§ WORK TO COMPLETE: All of the data should be restated word for word, with the pictures omitted.

§ INPUT:
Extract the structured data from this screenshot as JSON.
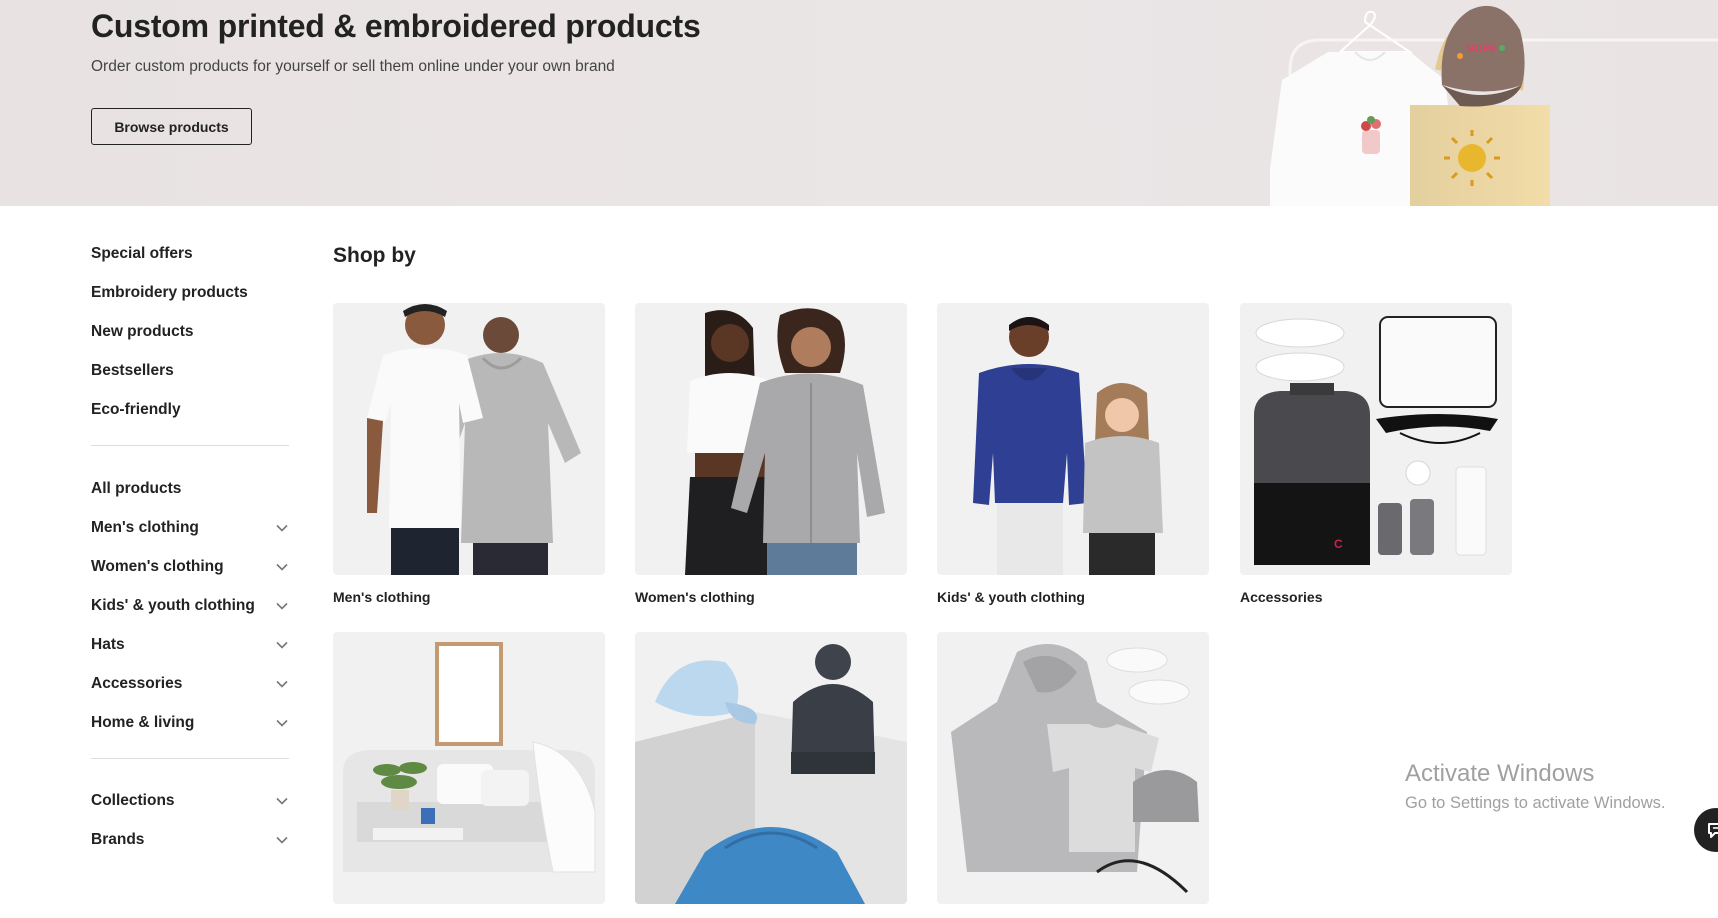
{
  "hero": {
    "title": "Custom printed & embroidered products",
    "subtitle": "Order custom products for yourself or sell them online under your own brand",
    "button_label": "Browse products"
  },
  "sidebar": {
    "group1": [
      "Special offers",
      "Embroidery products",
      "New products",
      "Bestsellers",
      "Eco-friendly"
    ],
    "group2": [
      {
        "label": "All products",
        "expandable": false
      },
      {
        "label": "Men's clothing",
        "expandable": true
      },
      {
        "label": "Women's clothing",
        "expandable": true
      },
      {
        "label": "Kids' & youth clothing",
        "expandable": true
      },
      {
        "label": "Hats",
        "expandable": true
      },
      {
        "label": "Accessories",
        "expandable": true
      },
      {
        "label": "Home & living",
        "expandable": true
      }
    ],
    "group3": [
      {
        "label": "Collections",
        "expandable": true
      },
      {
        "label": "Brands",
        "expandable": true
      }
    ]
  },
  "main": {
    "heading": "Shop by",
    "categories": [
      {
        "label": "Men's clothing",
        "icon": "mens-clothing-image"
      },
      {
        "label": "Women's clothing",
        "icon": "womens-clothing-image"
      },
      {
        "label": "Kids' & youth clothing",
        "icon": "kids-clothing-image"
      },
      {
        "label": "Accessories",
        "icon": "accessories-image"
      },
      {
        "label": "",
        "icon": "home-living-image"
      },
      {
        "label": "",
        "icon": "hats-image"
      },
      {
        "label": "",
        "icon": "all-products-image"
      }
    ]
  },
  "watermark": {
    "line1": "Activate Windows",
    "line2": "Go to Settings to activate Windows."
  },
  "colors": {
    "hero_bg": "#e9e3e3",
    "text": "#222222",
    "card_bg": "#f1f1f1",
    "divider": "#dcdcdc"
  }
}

§ SOLUTION TO THIS PROBLEM:
Extract the structured data from this screenshot as JSON.
{
  "hero": {
    "title": "Custom printed & embroidered products",
    "subtitle": "Order custom products for yourself or sell them online under your own brand",
    "button_label": "Browse products"
  },
  "sidebar": {
    "group1": [
      "Special offers",
      "Embroidery products",
      "New products",
      "Bestsellers",
      "Eco-friendly"
    ],
    "group2": [
      {
        "label": "All products",
        "expandable": false
      },
      {
        "label": "Men's clothing",
        "expandable": true
      },
      {
        "label": "Women's clothing",
        "expandable": true
      },
      {
        "label": "Kids' & youth clothing",
        "expandable": true
      },
      {
        "label": "Hats",
        "expandable": true
      },
      {
        "label": "Accessories",
        "expandable": true
      },
      {
        "label": "Home & living",
        "expandable": true
      }
    ],
    "group3": [
      {
        "label": "Collections",
        "expandable": true
      },
      {
        "label": "Brands",
        "expandable": true
      }
    ]
  },
  "main": {
    "heading": "Shop by",
    "categories": [
      {
        "label": "Men's clothing",
        "icon": "mens-clothing-image"
      },
      {
        "label": "Women's clothing",
        "icon": "womens-clothing-image"
      },
      {
        "label": "Kids' & youth clothing",
        "icon": "kids-clothing-image"
      },
      {
        "label": "Accessories",
        "icon": "accessories-image"
      },
      {
        "label": "",
        "icon": "home-living-image"
      },
      {
        "label": "",
        "icon": "hats-image"
      },
      {
        "label": "",
        "icon": "all-products-image"
      }
    ]
  },
  "watermark": {
    "line1": "Activate Windows",
    "line2": "Go to Settings to activate Windows."
  },
  "colors": {
    "hero_bg": "#e9e3e3",
    "text": "#222222",
    "card_bg": "#f1f1f1",
    "divider": "#dcdcdc"
  }
}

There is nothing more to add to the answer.